Wednesday, October 16, 2013

Controversial UN Development Agenda

The United Nations has, over the last few of years, been working to establish the basis of the next phase of its development agenda as many of its earlier programmes are coming to an end. The International Conference on Population and Development (otherwise known as ICPD or Cairo) which commenced in 1994 will end in December 2014, the Women’s Conference (known as Beijing) and the Millennium Development Goals end a year later in December 2015.
A series of meetings and conferences have been held in different parts of the world to try to establish the different regional priorities.
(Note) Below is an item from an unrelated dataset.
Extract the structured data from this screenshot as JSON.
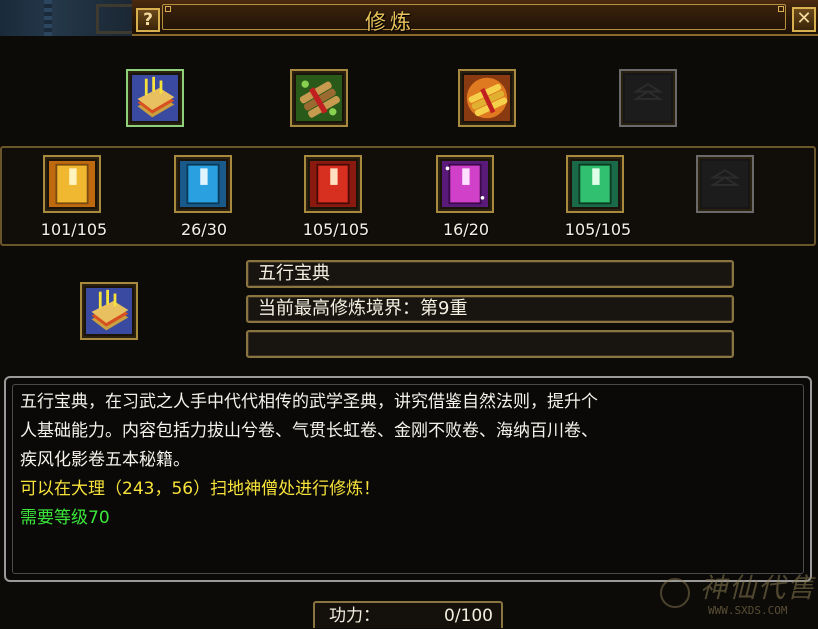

Needless to say this process is targeted by ideologues who are determined to ensure that the final outcome documents contain  their deadly anti-life and family agenda.
One such process known as the ICPD Beyond 2014 Review, is according to a UN website ‘an opportunity to influence the future of global population and development policy at national, regional and global levels, providing a once in a generation chance to define what needs to be done to deliver a more equal, more sustainable world for the 7 billion people - and more - who share it.’

The process is geared to identify progress and achievements towards the goals set out in the Cairo International Conference on Population and Development.
One significant attempt to include this agenda was rejected last year in the Rio + 20 Conference.

Another attempt was made during the most recent UNECA African regional conference, which took place in Addis Ababa from Sept 30th to October 4th, the purpose of which was to conclude a draft development agenda for the African region. A major controversy erupted as a result of attempts by sexual rights activists to include issues such as abortion and sexual orientation in the text. This resulted in 17 of the African Nations in attendance issuing strong reservations to the text which has been called the Addis Ababa Declaration but which has not yet been published in its final form.

In a press release, the United Nations Economic Commission for Africa (UNECA) noted that 17 countries expressed reservations on three of the commitments in the final document and one the Delegate from Chad told the meeting “It must be put on record that Chad is not party to this declaration,” which he described as being “a subtle way of introducing something which may catch some countries unawares.”. The Zambia Daily Mail reported that “the majority delegates shot down a clause that would seek to promote gay and lesbian rights,” adding that this was “a clear reflection of the position of most African countries on homosexuality.”

 The African conference was the last in a series of 4 regional conferences and discussions now move back to UN headquarters in New York